lroppy coined the term “boost points” a while ago (a red or green nucleotide put in a loop that lowers the energy of a loop), but since then, thanks to Brourd’s insightful puzzles, we have become aware of another way to use nucleotides in the loops.
A “catalyst point” is a U or C that doesn’t seem to lower the energy of a loop in the way a boost point would, yet when placed in a loop, helps solve the puzzle.
Here’s how it works. Sometimes you have a loop that’s too big because a bond is not bonding that should be. Here is an attempt at a solution for the puzzle “Simple Single Bond”:
Notice that the energy of the big loop (lower picture) is -0.5, while the energy of the two loops that you want (upper picture) is -1.9 + 3.83 = 1.93. This is why bond 7-39 falls apart, because the energy is much lower when it forms the big loop.
Now, the first thing many would try is to use traditional boost points, perhaps at 16 and 38. This will not work here, since the energy of the bigger loop will still be much lower than the energy of the two loops. In order to solve this puzzle, you must raise the energy of the big loop—the loop that you do not want. That way, it will not be so eager to form.
So, how do you raise the energy of the loop? It turns out, a uricil placed at 16 will do the trick:
(Note that it is necessary to put a uricil at 30 as well or else 16 will bond with 30). Now, when the shape is in natural mode you can see that the energy of the loop has been raised to 0.2. Here is the shape in target mode at this point:
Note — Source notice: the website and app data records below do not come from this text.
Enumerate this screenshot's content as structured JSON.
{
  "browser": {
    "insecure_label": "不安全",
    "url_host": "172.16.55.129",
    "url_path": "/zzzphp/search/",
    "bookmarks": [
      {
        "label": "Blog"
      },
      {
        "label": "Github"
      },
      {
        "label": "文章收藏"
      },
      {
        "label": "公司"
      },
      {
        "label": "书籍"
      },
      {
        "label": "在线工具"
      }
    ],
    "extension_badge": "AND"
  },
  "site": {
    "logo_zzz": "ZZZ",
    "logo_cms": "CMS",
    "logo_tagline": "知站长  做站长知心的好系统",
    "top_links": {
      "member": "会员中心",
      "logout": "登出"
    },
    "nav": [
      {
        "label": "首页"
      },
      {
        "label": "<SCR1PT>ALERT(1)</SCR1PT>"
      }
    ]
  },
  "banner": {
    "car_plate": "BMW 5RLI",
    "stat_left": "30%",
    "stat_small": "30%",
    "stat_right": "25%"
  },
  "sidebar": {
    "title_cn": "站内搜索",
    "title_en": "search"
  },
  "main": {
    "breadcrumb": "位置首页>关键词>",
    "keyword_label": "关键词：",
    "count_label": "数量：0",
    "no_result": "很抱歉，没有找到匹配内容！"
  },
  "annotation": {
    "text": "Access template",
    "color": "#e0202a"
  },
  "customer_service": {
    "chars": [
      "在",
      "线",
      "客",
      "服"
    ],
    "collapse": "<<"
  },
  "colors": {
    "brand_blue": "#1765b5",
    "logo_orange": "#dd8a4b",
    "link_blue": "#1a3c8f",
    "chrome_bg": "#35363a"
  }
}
Now the energy of the sum of the loops is -1.9 + 3.13 = 1.23. So there is a much smaller energy difference between the shape that forms and the shape that you want. We are almost there. Now we can use a traditional boost point at 38 to lower the energy of the loop on the left: